▶ [TASK TO COMPLETE] Run through the records and show each line that includes the string "speakeasy".

▶ [EXERCISE MATERIAL]

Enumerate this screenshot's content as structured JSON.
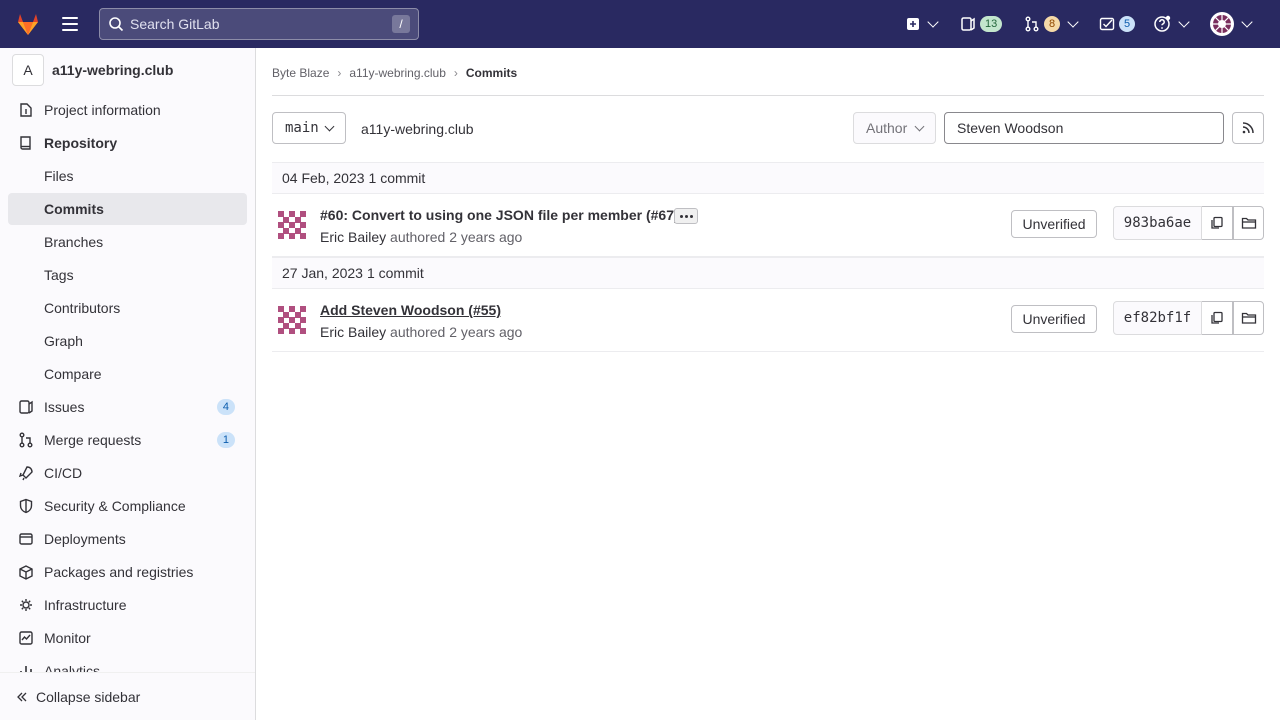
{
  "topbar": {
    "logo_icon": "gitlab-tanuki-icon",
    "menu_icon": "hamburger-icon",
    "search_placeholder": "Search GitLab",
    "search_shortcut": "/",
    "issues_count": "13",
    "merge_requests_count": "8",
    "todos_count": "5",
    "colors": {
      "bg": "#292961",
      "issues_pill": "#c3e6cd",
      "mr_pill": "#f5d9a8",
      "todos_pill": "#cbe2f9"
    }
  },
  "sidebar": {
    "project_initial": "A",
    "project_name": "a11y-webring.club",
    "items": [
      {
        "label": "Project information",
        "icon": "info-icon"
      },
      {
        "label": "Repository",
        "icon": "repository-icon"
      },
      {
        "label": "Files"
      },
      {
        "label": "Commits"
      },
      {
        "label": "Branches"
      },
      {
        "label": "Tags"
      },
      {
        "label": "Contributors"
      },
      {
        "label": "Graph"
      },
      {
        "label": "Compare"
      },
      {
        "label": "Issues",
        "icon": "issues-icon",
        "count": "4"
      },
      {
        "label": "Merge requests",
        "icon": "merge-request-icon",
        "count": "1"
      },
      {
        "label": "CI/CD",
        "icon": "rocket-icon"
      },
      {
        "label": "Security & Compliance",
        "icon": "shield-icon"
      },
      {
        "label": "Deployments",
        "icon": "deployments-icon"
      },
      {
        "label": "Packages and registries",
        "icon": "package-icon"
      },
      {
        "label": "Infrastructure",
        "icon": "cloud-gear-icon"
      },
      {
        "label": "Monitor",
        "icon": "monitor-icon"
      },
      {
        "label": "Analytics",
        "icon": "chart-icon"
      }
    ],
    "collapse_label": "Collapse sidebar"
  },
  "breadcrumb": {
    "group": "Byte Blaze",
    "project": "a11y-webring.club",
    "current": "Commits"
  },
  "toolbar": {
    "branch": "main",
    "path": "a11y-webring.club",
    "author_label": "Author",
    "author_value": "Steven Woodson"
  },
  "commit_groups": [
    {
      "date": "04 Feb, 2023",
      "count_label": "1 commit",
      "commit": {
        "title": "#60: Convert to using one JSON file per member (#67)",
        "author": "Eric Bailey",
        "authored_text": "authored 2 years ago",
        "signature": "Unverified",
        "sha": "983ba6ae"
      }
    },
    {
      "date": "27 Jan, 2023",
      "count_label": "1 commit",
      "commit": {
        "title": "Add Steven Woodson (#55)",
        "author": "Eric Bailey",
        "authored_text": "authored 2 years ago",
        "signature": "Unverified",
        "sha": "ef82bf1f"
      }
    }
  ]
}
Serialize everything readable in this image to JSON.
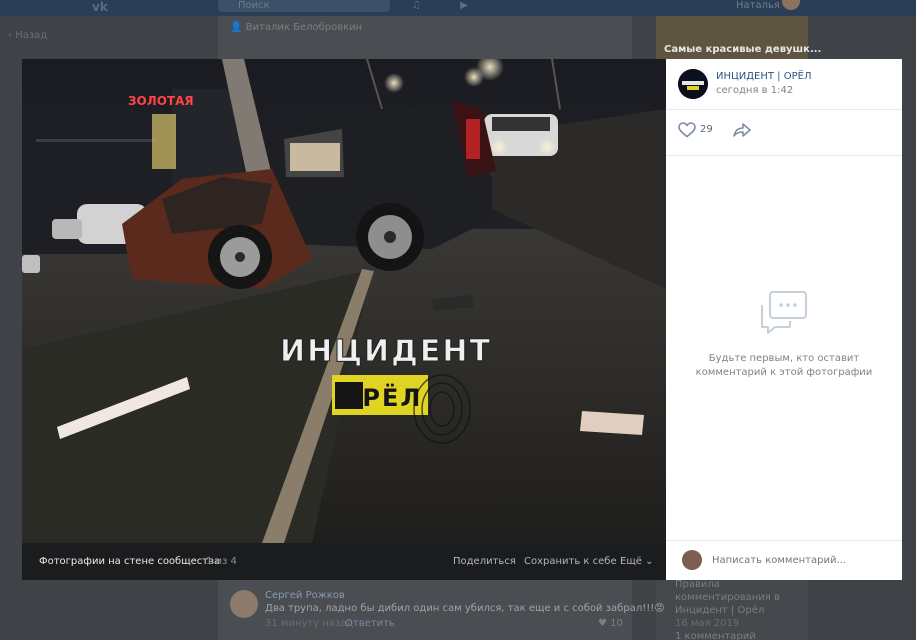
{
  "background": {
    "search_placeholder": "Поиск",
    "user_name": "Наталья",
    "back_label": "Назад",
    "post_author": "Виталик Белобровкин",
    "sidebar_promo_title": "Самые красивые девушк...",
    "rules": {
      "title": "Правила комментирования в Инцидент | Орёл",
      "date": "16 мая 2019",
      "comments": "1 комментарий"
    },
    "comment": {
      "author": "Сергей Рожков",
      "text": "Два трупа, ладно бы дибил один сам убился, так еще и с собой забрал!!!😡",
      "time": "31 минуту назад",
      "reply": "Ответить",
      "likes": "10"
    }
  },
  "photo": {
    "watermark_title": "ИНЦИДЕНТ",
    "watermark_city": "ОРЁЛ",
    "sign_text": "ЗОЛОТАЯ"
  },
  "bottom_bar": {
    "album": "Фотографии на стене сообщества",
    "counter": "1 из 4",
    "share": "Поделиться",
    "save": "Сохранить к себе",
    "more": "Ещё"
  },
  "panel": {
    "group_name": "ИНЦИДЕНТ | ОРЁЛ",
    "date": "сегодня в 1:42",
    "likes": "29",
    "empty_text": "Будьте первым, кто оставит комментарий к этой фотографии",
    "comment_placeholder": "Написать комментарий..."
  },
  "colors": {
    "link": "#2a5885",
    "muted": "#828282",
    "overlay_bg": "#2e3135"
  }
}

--

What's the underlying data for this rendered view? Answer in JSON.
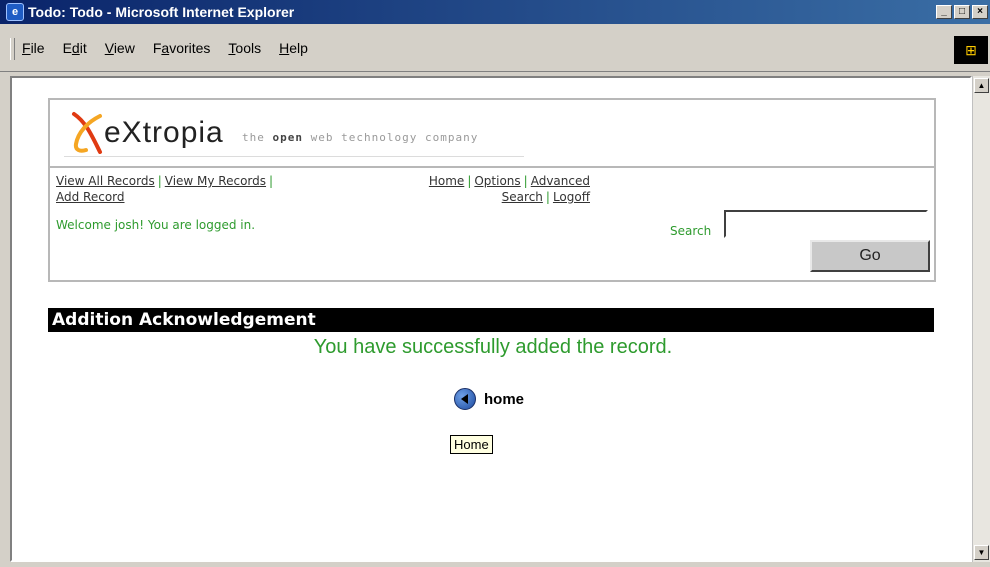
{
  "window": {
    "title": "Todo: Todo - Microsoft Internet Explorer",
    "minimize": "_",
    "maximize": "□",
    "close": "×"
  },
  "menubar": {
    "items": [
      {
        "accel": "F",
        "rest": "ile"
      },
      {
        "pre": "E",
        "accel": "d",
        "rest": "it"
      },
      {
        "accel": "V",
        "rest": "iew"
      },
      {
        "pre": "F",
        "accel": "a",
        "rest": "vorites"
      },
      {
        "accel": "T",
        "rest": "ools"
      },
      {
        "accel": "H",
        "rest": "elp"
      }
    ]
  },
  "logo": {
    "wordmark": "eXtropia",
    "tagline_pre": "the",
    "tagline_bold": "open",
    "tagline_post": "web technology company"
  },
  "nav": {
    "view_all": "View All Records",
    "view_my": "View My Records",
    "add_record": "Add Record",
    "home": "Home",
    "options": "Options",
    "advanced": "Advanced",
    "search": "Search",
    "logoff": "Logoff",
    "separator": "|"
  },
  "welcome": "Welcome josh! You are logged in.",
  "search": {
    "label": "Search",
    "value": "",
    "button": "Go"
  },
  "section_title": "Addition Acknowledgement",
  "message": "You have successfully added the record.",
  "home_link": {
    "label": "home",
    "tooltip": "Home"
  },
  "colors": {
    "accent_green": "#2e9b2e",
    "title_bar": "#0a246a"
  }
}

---

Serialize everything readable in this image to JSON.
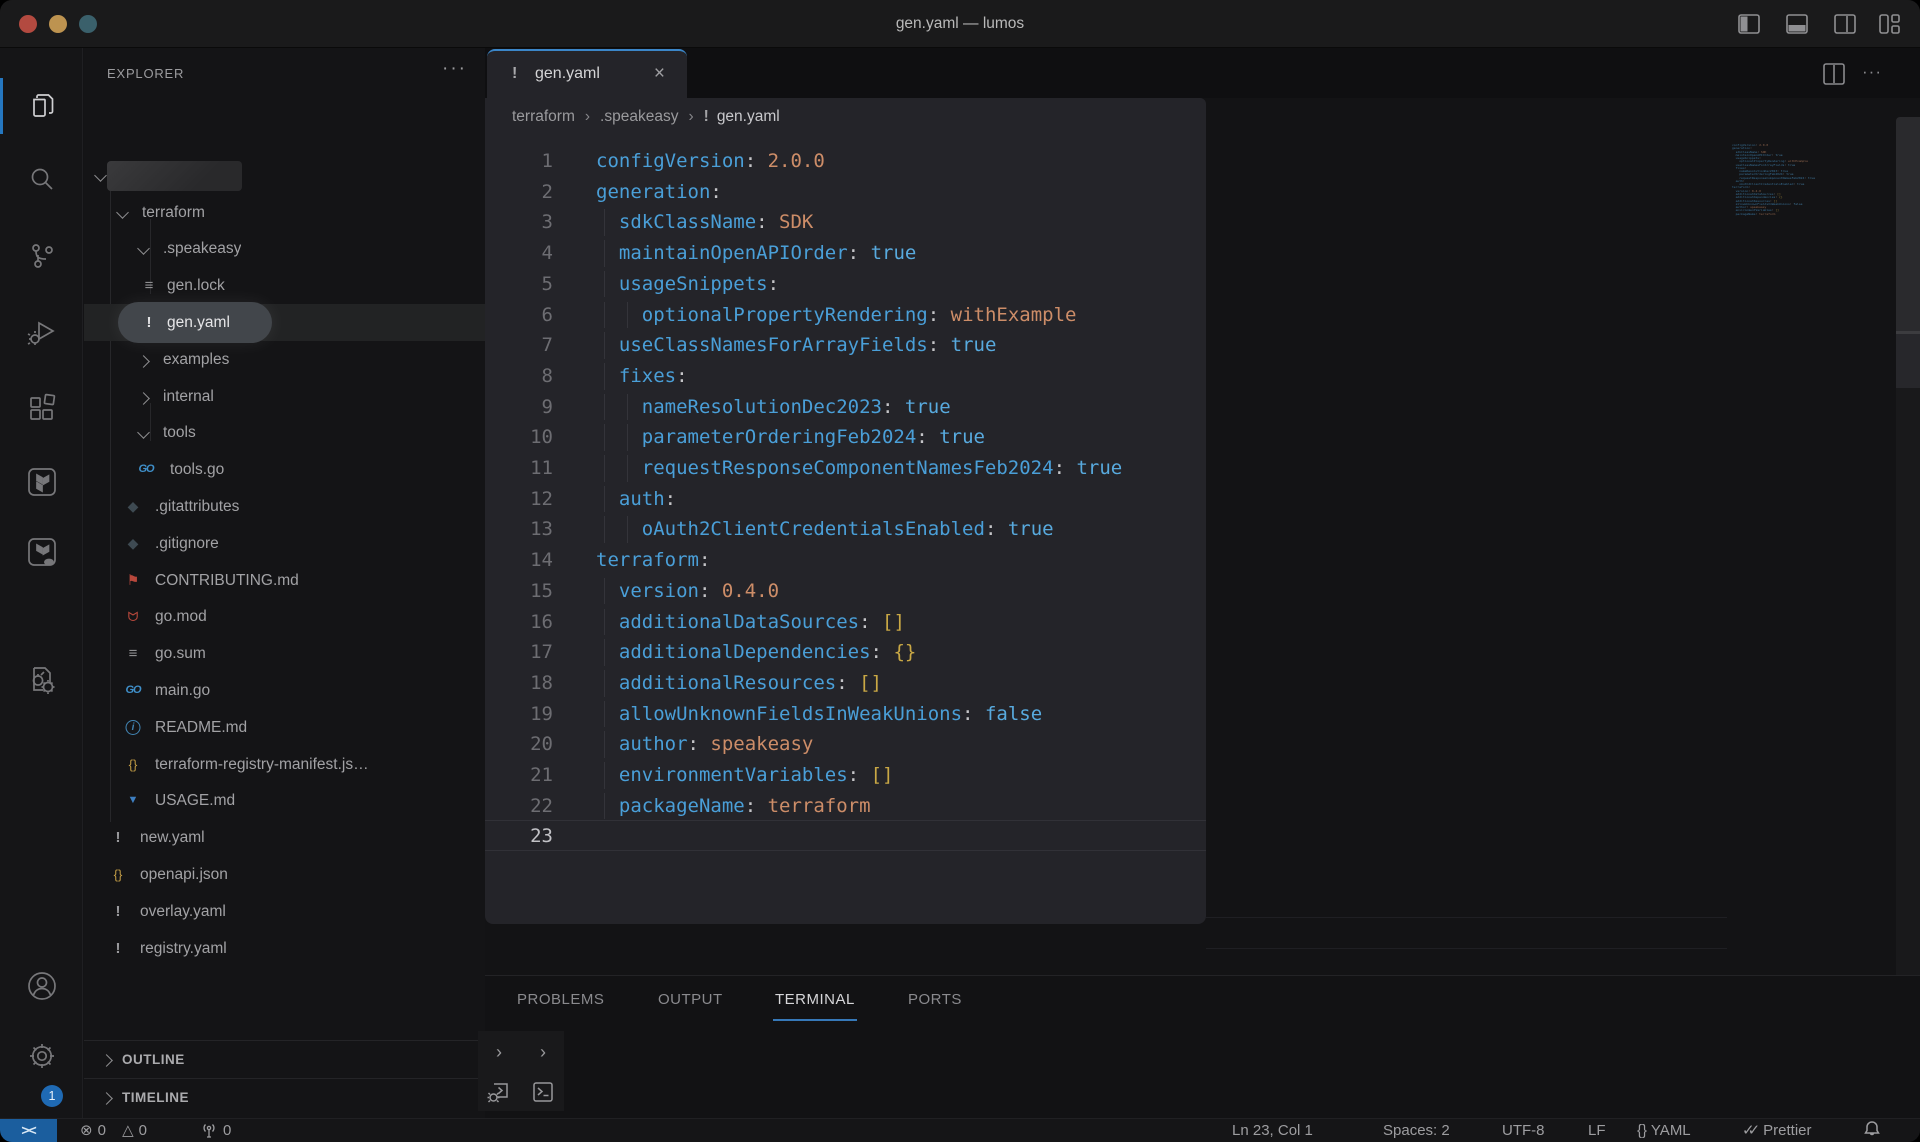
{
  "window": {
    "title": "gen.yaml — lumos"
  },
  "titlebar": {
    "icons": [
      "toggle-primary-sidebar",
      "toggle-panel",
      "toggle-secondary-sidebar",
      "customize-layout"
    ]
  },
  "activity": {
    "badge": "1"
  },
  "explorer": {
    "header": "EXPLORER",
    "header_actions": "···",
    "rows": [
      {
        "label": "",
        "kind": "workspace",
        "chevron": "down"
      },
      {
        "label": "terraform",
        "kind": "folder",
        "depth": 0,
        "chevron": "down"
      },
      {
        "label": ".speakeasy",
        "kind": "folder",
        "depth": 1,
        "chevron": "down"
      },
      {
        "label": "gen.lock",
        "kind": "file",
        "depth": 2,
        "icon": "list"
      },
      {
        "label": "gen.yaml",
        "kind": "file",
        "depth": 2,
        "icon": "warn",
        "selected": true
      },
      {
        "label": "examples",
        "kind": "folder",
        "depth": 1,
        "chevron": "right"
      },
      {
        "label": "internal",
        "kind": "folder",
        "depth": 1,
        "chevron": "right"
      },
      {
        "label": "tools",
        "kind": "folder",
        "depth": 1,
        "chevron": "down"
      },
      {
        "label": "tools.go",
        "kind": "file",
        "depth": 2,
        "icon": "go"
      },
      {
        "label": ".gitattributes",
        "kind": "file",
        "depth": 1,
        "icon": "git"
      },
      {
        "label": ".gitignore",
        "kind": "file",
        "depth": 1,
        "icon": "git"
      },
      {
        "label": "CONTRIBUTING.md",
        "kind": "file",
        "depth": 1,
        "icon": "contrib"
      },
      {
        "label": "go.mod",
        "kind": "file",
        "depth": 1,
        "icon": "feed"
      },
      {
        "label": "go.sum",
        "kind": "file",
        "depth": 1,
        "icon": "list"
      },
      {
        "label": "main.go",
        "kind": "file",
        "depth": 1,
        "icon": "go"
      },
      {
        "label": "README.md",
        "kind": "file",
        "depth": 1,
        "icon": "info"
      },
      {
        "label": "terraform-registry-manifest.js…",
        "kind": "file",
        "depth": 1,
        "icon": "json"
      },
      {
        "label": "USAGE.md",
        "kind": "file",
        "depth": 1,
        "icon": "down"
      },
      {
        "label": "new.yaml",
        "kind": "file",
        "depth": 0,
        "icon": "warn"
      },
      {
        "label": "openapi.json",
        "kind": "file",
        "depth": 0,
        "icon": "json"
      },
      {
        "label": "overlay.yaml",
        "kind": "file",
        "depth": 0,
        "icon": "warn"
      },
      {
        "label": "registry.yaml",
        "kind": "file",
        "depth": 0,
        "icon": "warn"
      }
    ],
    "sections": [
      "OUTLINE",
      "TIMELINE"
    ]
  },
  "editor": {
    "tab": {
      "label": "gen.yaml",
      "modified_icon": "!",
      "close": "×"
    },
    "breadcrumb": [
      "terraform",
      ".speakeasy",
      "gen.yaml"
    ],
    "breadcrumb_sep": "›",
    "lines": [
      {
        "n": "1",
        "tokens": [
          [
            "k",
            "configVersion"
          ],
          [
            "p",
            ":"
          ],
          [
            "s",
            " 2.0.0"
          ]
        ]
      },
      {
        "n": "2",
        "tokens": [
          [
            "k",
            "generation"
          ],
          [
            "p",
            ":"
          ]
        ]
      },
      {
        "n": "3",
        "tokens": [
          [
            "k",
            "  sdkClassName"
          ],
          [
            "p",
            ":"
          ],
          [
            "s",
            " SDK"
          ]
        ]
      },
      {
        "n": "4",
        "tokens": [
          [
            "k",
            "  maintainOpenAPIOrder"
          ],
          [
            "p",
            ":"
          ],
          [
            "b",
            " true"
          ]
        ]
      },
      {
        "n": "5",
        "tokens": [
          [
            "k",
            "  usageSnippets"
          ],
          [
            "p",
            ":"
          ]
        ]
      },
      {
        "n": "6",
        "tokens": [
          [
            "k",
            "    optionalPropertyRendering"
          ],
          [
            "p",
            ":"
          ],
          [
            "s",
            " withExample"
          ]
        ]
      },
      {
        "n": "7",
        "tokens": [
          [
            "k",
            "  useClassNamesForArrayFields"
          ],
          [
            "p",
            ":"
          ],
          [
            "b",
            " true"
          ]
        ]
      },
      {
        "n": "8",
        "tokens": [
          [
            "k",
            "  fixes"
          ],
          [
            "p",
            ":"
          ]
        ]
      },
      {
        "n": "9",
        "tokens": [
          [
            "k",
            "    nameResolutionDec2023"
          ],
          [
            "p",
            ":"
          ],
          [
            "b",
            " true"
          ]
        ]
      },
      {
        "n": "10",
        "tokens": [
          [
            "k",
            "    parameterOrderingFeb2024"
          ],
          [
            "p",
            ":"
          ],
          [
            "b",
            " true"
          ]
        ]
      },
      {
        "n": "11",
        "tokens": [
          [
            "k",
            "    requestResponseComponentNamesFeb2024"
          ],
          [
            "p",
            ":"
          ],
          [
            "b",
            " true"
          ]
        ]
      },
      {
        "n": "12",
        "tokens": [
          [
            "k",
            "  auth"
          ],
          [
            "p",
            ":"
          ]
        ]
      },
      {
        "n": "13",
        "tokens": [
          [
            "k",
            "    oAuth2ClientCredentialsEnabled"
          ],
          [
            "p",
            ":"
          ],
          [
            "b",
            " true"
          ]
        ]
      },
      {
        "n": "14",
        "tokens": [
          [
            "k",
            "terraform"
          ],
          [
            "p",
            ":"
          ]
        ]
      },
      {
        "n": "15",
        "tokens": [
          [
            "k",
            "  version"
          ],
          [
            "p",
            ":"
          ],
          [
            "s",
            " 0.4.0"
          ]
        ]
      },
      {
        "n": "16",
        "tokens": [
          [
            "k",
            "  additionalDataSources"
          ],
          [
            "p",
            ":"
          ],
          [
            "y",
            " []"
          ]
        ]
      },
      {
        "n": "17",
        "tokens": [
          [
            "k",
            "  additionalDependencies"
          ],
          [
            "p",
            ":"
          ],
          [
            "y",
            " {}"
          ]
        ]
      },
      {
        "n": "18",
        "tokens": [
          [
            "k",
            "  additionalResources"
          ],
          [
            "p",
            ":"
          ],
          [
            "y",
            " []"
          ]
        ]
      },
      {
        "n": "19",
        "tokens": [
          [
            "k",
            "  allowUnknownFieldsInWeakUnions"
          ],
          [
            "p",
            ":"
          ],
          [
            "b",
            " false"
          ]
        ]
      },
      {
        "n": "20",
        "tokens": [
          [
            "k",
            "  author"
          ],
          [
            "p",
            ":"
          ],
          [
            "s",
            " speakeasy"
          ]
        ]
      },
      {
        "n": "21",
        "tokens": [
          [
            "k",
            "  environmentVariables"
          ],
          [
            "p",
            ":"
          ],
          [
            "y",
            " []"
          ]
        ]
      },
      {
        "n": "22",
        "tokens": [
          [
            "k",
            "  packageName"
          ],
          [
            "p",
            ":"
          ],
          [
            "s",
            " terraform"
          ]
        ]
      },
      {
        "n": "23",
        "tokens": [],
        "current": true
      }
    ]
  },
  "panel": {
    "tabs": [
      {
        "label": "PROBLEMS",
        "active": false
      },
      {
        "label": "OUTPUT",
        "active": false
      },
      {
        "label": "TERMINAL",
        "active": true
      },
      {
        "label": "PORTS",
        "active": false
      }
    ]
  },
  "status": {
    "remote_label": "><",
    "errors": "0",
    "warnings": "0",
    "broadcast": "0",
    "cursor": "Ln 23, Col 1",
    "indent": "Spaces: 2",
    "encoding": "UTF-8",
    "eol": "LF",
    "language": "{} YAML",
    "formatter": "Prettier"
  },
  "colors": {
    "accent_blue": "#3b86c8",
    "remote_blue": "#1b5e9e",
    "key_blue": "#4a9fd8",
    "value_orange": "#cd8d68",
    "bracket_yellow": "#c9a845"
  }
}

▶ [RESPONSE BELOW]
        "label": ".speakeasy",
      ".speakeasy",
            " speakeasy"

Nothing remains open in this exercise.